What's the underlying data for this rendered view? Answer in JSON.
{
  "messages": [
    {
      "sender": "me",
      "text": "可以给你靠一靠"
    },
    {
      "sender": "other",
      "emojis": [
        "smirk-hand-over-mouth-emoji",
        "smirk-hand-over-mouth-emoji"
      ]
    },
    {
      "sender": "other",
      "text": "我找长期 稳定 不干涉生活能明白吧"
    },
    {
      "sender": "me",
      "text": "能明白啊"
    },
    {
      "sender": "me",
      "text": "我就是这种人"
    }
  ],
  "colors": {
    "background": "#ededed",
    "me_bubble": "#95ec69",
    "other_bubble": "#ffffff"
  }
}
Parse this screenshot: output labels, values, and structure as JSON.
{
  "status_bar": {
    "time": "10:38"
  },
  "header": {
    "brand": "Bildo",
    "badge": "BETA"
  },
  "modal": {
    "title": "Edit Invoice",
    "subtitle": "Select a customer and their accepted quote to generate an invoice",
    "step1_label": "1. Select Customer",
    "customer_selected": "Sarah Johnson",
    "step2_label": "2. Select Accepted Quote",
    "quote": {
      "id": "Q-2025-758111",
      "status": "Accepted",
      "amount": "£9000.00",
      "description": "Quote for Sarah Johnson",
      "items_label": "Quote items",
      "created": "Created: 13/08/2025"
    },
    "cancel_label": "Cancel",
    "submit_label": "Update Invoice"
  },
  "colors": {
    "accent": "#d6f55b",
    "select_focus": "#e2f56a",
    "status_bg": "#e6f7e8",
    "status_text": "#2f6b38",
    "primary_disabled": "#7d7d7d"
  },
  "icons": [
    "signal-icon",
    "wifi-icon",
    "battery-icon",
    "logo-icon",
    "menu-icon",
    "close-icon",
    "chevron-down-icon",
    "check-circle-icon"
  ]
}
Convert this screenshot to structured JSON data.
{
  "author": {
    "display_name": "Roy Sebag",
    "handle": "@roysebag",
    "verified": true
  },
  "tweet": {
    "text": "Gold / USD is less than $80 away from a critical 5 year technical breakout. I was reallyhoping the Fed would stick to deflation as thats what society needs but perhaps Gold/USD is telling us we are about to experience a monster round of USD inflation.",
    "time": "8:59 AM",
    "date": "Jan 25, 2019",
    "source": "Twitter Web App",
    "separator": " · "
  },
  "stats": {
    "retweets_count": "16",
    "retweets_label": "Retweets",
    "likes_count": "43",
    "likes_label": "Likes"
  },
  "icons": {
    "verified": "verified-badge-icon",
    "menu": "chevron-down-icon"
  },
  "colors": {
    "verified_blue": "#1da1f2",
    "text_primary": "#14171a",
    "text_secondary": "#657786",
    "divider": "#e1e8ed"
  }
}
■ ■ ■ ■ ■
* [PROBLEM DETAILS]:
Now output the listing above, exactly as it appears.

* [TASK OUTPUT]:
What's the underlying data for this rendered view? Answer in JSON.
{
  "messages": [
    {
      "sender": "me",
      "text": "可以给你靠一靠"
    },
    {
      "sender": "other",
      "emojis": [
        "smirk-hand-over-mouth-emoji",
        "smirk-hand-over-mouth-emoji"
      ]
    },
    {
      "sender": "other",
      "text": "我找长期 稳定 不干涉生活能明白吧"
    },
    {
      "sender": "me",
      "text": "能明白啊"
    },
    {
      "sender": "me",
      "text": "我就是这种人"
    }
  ],
  "colors": {
    "background": "#ededed",
    "me_bubble": "#95ec69",
    "other_bubble": "#ffffff"
  }
}
Parse this screenshot: output labels, values, and structure as JSON.
{
  "status_bar": {
    "time": "10:38"
  },
  "header": {
    "brand": "Bildo",
    "badge": "BETA"
  },
  "modal": {
    "title": "Edit Invoice",
    "subtitle": "Select a customer and their accepted quote to generate an invoice",
    "step1_label": "1. Select Customer",
    "customer_selected": "Sarah Johnson",
    "step2_label": "2. Select Accepted Quote",
    "quote": {
      "id": "Q-2025-758111",
      "status": "Accepted",
      "amount": "£9000.00",
      "description": "Quote for Sarah Johnson",
      "items_label": "Quote items",
      "created": "Created: 13/08/2025"
    },
    "cancel_label": "Cancel",
    "submit_label": "Update Invoice"
  },
  "colors": {
    "accent": "#d6f55b",
    "select_focus": "#e2f56a",
    "status_bg": "#e6f7e8",
    "status_text": "#2f6b38",
    "primary_disabled": "#7d7d7d"
  },
  "icons": [
    "signal-icon",
    "wifi-icon",
    "battery-icon",
    "logo-icon",
    "menu-icon",
    "close-icon",
    "chevron-down-icon",
    "check-circle-icon"
  ]
}
Convert this screenshot to structured JSON data.
{
  "author": {
    "display_name": "Roy Sebag",
    "handle": "@roysebag",
    "verified": true
  },
  "tweet": {
    "text": "Gold / USD is less than $80 away from a critical 5 year technical breakout. I was reallyhoping the Fed would stick to deflation as thats what society needs but perhaps Gold/USD is telling us we are about to experience a monster round of USD inflation.",
    "time": "8:59 AM",
    "date": "Jan 25, 2019",
    "source": "Twitter Web App",
    "separator": " · "
  },
  "stats": {
    "retweets_count": "16",
    "retweets_label": "Retweets",
    "likes_count": "43",
    "likes_label": "Likes"
  },
  "icons": {
    "verified": "verified-badge-icon",
    "menu": "chevron-down-icon"
  },
  "colors": {
    "verified_blue": "#1da1f2",
    "text_primary": "#14171a",
    "text_secondary": "#657786",
    "divider": "#e1e8ed"
  }
}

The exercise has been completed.